Before you finish, make sure each line of the records has been retyped exactly.
##### Supplied entries #####
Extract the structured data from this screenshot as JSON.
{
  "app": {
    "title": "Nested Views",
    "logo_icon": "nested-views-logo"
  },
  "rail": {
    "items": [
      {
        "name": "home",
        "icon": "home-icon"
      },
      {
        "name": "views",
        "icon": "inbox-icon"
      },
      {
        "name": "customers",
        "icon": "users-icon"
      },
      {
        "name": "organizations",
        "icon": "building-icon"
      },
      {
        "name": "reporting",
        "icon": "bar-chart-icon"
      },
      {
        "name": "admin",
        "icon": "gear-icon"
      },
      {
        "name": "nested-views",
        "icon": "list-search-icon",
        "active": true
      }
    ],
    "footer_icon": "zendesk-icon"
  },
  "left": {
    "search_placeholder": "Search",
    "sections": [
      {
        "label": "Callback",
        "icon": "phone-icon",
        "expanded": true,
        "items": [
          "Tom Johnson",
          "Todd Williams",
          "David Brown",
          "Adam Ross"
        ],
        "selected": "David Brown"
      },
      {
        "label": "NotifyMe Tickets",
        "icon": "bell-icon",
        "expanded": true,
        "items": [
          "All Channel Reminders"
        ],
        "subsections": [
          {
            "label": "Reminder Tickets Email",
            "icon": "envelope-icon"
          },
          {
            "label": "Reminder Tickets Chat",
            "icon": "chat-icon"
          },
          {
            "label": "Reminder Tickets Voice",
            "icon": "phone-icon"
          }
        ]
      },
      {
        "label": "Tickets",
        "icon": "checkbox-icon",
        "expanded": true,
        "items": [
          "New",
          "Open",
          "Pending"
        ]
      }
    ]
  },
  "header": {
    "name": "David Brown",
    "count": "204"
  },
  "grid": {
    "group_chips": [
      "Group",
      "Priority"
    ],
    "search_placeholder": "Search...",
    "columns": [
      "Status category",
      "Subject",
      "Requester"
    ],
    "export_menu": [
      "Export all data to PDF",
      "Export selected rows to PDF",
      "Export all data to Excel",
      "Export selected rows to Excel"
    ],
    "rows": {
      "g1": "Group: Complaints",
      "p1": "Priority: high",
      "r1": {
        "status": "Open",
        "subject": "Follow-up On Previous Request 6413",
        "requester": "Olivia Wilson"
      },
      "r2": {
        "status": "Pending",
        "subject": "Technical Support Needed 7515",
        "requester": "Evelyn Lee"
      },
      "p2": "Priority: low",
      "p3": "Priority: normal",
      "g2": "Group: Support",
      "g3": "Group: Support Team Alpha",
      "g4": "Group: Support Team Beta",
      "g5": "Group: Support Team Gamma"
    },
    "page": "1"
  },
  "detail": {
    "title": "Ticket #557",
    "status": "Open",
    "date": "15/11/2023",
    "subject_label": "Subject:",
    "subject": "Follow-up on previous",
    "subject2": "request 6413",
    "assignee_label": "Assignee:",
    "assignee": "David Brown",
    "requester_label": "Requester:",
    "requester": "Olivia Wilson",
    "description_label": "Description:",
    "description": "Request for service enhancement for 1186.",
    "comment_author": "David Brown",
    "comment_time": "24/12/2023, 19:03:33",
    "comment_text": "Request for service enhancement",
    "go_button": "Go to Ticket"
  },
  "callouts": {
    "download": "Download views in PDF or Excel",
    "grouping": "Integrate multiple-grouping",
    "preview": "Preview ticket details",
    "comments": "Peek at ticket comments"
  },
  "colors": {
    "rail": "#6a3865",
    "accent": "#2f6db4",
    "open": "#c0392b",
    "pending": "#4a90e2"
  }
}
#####
Reply to the task:
Extract the structured data from this screenshot as JSON.
{
  "app": {
    "title": "Nested Views",
    "logo_icon": "nested-views-logo"
  },
  "rail": {
    "items": [
      {
        "name": "home",
        "icon": "home-icon"
      },
      {
        "name": "views",
        "icon": "inbox-icon"
      },
      {
        "name": "customers",
        "icon": "users-icon"
      },
      {
        "name": "organizations",
        "icon": "building-icon"
      },
      {
        "name": "reporting",
        "icon": "bar-chart-icon"
      },
      {
        "name": "admin",
        "icon": "gear-icon"
      },
      {
        "name": "nested-views",
        "icon": "list-search-icon",
        "active": true
      }
    ],
    "footer_icon": "zendesk-icon"
  },
  "left": {
    "search_placeholder": "Search",
    "sections": [
      {
        "label": "Callback",
        "icon": "phone-icon",
        "expanded": true,
        "items": [
          "Tom Johnson",
          "Todd Williams",
          "David Brown",
          "Adam Ross"
        ],
        "selected": "David Brown"
      },
      {
        "label": "NotifyMe Tickets",
        "icon": "bell-icon",
        "expanded": true,
        "items": [
          "All Channel Reminders"
        ],
        "subsections": [
          {
            "label": "Reminder Tickets Email",
            "icon": "envelope-icon"
          },
          {
            "label": "Reminder Tickets Chat",
            "icon": "chat-icon"
          },
          {
            "label": "Reminder Tickets Voice",
            "icon": "phone-icon"
          }
        ]
      },
      {
        "label": "Tickets",
        "icon": "checkbox-icon",
        "expanded": true,
        "items": [
          "New",
          "Open",
          "Pending"
        ]
      }
    ]
  },
  "header": {
    "name": "David Brown",
    "count": "204"
  },
  "grid": {
    "group_chips": [
      "Group",
      "Priority"
    ],
    "search_placeholder": "Search...",
    "columns": [
      "Status category",
      "Subject",
      "Requester"
    ],
    "export_menu": [
      "Export all data to PDF",
      "Export selected rows to PDF",
      "Export all data to Excel",
      "Export selected rows to Excel"
    ],
    "rows": {
      "g1": "Group: Complaints",
      "p1": "Priority: high",
      "r1": {
        "status": "Open",
        "subject": "Follow-up On Previous Request 6413",
        "requester": "Olivia Wilson"
      },
      "r2": {
        "status": "Pending",
        "subject": "Technical Support Needed 7515",
        "requester": "Evelyn Lee"
      },
      "p2": "Priority: low",
      "p3": "Priority: normal",
      "g2": "Group: Support",
      "g3": "Group: Support Team Alpha",
      "g4": "Group: Support Team Beta",
      "g5": "Group: Support Team Gamma"
    },
    "page": "1"
  },
  "detail": {
    "title": "Ticket #557",
    "status": "Open",
    "date": "15/11/2023",
    "subject_label": "Subject:",
    "subject": "Follow-up on previous",
    "subject2": "request 6413",
    "assignee_label": "Assignee:",
    "assignee": "David Brown",
    "requester_label": "Requester:",
    "requester": "Olivia Wilson",
    "description_label": "Description:",
    "description": "Request for service enhancement for 1186.",
    "comment_author": "David Brown",
    "comment_time": "24/12/2023, 19:03:33",
    "comment_text": "Request for service enhancement",
    "go_button": "Go to Ticket"
  },
  "callouts": {
    "download": "Download views in PDF or Excel",
    "grouping": "Integrate multiple-grouping",
    "preview": "Preview ticket details",
    "comments": "Peek at ticket comments"
  },
  "colors": {
    "rail": "#6a3865",
    "accent": "#2f6db4",
    "open": "#c0392b",
    "pending": "#4a90e2"
  }
}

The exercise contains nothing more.